Page: 1454


Senator SMITH (Western AustraliaDeputy Government Whip in the Senate) (15:19): Can I also add my congratulations to Senator Farrell on his election to the position of Deputy Leader of the Opposition in the Senate. Indeed, Senator Farrell has a huge job ahead of him. It is worth reminding ourselves that at the most recent federal election the Australian Labor Party recorded its second-worst primary vote in its history. So by any measure, Senator Farrell and indeed the whole Senate Labor team here in the Australian Senate have a massive job ahead of them. Senator Gallagher has made a very, very important contribution, and senators might have missed it. She conceded Senator Paterson's point that there are more important issues to be talking about.

Senator Gallagher: No, I did not.

Senator SMITH: Yes you did, Senator Gallagher. You conceded Senator Paterson's very, very good point that there are more important issues to be making and to be talking about in the Australian Senate today, this whole week and into the future. I just wish you had embellished that admission and nominated some of them. Interestingly, in the Australian Senate today we had Senator Lambie talking about a very important issue—that is, the affliction of ice on young people in our community. That is a question Labor could have asked the government today. Senator Hanson-Young talked about job losses and lost investment opportunities in South Australia, taking a very different position to the one I would have taken but nonetheless bringing to the Senate issues around job opportunities and lost investment in South Australia. Labor spent its precious time in the Australian Senate gilding the lily. I will just explain that point briefly before I bore the Senate with the dry details of why there is no case for Senator Brandis to answer.

I say that Senator Gallagher is gilding the lily, because she is trying to suggest there was a six-month delay in correspondence in delivering on the meeting that was held on 30 November. In actual fact it is closer to four months. Indeed, in that four-month time period there was a delay of 14 weeks, because the Solicitor-General took 14 weeks to respond to the substance of the consultation he had with the Attorney-General.
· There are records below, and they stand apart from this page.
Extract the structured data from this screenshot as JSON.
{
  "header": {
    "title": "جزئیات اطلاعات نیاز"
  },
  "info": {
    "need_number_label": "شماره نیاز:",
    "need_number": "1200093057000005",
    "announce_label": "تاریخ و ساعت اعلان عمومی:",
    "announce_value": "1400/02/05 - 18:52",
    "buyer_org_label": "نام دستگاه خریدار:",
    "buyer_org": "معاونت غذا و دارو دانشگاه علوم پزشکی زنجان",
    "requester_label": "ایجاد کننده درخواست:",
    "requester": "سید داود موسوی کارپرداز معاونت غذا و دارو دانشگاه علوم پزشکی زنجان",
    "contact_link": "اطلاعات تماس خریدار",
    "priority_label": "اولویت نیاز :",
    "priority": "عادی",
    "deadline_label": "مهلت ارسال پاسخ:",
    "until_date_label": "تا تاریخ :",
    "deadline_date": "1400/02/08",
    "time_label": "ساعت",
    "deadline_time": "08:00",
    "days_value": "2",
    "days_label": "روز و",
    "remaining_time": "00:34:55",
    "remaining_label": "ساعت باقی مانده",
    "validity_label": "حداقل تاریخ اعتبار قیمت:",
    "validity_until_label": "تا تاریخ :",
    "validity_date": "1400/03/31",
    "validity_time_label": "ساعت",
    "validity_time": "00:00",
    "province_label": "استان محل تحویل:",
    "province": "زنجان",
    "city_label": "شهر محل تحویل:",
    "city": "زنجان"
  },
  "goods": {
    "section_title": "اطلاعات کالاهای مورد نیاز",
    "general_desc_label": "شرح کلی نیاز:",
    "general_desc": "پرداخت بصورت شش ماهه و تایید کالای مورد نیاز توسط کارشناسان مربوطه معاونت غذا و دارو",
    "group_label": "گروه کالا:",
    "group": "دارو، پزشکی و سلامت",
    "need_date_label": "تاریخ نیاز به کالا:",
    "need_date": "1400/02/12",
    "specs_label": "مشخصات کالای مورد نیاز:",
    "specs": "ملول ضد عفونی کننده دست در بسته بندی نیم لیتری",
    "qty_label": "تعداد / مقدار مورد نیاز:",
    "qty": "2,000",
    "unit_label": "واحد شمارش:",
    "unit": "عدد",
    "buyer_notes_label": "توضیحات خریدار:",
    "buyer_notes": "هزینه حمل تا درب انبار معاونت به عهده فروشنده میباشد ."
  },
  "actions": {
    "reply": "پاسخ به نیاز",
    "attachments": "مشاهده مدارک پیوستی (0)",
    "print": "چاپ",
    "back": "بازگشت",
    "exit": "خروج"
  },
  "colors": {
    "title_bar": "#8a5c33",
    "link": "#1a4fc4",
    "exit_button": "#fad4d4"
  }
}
I do not need to remind those listening today and, indeed, my Senate colleagues that the temptation in politics to embellish the facts, to gild the lily, is tempting. But at a time in our country's history—and I just want to come to what I think are some of the more important issues at the moment—when there are very real challenges facing young people afflicted with drugs, people addressing issues of lost investment and job growth opportunities in their home states, the Australian Labor Party in the Senate wants to spend its time gilding the lily, prosecuting a case against the Attorney-General where there is no case to answer. There is no conspiracy in this: on the record exists already a 32-page document that Senator Brandis, as the Attorney-General, has made publicly available to the Senate legal and constitutional affairs committee, which will spend Friday here in the Senate examining that evidence. There are no surprises, there is no conspiracy; but what we witnessed today was Labor's decision to spend its valuable time arguing issues where, to be frank, there is no case to answer and, to be more frank, are not the issues that are concerning Australians and Australian families at this important time.

Labor has cause for concern, because in that very prickly issue of industrial relations reform the coalition government achieved a sizeable victory last night in this Senate by securing the interests of volunteers in the country fire service in Victoria. Labor has a big challenge ahead of it in coming weeks as this Senate layers transparency and accountability over the trade union movement in a way that has not been done before, by debating the Australian— (Time expired)